Stored entries:
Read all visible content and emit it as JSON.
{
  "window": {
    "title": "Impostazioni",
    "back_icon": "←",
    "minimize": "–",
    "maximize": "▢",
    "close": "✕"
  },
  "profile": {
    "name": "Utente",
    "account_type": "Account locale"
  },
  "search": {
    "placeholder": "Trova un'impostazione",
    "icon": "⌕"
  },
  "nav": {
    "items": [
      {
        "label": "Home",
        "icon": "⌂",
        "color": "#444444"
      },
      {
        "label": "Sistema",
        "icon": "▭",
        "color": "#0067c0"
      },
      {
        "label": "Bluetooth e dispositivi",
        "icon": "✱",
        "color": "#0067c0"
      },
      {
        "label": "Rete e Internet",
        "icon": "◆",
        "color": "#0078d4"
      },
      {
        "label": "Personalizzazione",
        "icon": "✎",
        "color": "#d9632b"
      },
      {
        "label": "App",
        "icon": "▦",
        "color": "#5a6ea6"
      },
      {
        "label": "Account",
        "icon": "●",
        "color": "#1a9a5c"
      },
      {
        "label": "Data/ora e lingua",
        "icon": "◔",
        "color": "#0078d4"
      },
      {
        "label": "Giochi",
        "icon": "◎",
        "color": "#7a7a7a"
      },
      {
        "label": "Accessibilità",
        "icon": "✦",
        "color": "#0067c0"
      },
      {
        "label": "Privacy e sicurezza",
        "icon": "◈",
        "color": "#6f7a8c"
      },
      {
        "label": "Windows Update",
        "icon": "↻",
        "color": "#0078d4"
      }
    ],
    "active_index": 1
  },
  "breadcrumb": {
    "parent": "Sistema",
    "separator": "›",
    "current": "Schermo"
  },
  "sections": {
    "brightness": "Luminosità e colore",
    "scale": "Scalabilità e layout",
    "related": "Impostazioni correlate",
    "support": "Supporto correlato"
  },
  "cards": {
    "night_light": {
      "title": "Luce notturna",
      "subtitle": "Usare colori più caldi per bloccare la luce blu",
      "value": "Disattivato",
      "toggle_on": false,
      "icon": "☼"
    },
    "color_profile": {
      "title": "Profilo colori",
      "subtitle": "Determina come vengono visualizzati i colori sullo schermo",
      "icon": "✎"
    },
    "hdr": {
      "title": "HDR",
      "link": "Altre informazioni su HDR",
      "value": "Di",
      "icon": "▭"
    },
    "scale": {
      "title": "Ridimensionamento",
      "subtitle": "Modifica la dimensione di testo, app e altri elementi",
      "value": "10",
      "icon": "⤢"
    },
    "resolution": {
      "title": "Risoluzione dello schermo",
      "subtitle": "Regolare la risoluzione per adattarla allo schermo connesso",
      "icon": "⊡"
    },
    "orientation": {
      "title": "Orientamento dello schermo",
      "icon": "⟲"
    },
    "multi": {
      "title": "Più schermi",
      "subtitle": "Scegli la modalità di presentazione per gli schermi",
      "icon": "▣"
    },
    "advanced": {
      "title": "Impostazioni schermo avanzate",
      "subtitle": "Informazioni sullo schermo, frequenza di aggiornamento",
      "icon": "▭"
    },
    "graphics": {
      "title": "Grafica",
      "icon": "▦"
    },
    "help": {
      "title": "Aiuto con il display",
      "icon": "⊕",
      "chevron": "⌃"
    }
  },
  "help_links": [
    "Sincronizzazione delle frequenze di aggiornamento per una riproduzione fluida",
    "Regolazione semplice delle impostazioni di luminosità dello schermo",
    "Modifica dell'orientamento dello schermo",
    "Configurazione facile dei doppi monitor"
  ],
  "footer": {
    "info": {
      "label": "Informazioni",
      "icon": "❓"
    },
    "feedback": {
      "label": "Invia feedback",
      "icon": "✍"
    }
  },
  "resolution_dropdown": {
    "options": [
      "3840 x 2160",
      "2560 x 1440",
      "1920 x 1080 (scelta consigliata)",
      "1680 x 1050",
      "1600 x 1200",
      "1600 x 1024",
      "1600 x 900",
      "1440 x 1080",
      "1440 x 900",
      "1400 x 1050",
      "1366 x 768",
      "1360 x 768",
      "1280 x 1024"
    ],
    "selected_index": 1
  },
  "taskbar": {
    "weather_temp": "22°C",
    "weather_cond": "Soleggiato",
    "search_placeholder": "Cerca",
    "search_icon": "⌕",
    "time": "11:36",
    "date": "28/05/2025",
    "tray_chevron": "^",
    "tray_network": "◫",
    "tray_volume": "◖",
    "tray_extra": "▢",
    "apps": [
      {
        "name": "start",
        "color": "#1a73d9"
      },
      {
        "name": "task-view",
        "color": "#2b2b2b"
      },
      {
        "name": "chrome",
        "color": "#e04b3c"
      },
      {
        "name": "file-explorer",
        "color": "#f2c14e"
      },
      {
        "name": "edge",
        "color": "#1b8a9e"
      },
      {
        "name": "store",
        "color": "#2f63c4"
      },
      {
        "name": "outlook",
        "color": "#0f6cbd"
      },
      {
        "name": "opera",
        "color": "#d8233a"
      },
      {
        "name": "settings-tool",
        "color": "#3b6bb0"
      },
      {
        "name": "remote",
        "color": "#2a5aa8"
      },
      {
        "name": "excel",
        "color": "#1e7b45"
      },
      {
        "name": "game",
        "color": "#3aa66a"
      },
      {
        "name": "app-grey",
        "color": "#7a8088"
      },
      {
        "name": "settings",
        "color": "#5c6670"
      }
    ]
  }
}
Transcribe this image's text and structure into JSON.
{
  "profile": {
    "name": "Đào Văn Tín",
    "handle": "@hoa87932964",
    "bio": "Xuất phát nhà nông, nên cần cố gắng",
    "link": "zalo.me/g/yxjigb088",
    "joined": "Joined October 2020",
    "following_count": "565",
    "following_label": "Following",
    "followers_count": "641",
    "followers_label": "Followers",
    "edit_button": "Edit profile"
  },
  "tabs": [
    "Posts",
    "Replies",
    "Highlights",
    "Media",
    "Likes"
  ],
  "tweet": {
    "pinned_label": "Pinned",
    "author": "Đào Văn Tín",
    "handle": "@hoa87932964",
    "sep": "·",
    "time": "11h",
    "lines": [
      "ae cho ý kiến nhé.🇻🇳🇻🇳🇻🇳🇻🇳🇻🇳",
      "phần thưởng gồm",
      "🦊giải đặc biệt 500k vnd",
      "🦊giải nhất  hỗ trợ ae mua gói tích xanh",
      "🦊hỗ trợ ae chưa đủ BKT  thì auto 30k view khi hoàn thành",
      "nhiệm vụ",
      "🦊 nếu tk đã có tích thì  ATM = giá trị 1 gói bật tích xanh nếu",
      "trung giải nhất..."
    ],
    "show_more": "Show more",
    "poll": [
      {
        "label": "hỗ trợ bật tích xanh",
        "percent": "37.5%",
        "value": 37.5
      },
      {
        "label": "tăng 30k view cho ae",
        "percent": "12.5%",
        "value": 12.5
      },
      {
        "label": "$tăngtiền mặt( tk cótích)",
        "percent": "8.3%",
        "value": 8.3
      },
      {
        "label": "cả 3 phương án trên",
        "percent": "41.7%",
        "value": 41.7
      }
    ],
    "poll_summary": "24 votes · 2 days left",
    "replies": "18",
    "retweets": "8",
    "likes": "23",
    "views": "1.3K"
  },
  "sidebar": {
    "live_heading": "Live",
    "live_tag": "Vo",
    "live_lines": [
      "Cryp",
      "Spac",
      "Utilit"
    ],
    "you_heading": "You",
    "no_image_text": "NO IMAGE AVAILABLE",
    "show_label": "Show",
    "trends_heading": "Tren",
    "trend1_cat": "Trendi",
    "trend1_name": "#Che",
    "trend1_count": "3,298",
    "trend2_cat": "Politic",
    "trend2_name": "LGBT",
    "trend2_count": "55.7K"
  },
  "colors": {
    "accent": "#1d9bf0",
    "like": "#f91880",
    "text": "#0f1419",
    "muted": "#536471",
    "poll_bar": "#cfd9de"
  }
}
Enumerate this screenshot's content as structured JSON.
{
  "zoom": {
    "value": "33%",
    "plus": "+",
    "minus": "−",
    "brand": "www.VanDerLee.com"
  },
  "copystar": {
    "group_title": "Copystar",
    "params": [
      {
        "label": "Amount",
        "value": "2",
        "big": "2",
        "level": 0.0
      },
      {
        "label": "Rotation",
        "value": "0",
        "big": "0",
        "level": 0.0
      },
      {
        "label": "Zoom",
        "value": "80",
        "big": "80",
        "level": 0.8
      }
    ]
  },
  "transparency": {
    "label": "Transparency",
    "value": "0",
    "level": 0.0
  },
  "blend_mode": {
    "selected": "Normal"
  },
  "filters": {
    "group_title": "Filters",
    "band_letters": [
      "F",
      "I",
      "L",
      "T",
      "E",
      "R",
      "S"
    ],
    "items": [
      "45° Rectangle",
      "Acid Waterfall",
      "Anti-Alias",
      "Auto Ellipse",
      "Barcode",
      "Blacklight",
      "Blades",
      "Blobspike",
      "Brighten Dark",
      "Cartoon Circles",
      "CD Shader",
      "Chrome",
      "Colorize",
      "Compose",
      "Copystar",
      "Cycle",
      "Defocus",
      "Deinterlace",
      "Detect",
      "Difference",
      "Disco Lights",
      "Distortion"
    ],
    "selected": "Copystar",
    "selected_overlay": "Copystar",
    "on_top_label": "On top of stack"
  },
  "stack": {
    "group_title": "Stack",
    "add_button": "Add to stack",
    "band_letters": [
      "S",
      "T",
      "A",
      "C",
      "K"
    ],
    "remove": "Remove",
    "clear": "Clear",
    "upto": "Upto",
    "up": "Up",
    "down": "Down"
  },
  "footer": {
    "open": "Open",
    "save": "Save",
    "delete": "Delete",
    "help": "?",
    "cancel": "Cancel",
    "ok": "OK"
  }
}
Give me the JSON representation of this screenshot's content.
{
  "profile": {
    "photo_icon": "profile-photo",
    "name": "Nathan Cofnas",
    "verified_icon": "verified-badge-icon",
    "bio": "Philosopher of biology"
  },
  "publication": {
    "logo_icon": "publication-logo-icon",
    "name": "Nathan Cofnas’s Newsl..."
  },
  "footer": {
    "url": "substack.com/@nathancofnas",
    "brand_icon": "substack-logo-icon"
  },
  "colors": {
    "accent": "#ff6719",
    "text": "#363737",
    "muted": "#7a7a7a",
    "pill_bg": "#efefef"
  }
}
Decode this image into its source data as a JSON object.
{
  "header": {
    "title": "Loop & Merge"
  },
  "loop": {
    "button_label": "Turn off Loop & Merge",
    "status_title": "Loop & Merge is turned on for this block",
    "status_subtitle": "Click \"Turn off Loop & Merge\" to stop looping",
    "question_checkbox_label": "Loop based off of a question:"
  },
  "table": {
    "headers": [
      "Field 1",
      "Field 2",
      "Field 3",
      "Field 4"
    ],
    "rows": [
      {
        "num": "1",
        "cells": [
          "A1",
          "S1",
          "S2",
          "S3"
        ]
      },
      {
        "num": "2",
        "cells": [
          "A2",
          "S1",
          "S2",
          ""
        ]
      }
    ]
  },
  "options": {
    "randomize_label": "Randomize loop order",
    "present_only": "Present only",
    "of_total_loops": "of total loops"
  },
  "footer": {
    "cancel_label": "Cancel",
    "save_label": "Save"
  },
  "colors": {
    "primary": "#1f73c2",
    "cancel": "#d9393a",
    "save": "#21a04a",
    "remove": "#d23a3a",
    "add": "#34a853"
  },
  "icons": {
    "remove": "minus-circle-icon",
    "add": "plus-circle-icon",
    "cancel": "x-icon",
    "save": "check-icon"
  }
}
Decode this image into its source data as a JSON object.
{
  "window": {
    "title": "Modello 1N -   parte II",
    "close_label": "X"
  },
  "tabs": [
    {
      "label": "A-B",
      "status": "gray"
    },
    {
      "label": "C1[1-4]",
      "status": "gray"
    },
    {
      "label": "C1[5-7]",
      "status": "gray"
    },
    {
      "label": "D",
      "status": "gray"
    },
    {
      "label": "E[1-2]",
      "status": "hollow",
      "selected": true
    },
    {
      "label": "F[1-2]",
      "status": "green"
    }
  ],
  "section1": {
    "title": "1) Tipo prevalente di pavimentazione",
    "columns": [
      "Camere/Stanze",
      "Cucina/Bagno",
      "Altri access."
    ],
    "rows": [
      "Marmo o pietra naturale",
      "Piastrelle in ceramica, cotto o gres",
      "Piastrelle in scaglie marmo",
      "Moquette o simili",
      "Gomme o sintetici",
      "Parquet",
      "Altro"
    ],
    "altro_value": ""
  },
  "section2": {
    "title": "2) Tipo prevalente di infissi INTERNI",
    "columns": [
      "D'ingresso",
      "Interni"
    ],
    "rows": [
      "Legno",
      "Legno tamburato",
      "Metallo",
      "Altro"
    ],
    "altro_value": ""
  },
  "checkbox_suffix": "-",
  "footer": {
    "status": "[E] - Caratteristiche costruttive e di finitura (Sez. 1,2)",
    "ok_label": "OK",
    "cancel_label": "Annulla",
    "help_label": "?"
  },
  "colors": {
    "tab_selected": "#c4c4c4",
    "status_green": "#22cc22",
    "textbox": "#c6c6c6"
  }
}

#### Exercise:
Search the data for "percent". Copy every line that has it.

#### Response to the task:
        "percent": "37.5%",
        "percent": "12.5%",
        "percent": "8.3%",
        "percent": "41.7%",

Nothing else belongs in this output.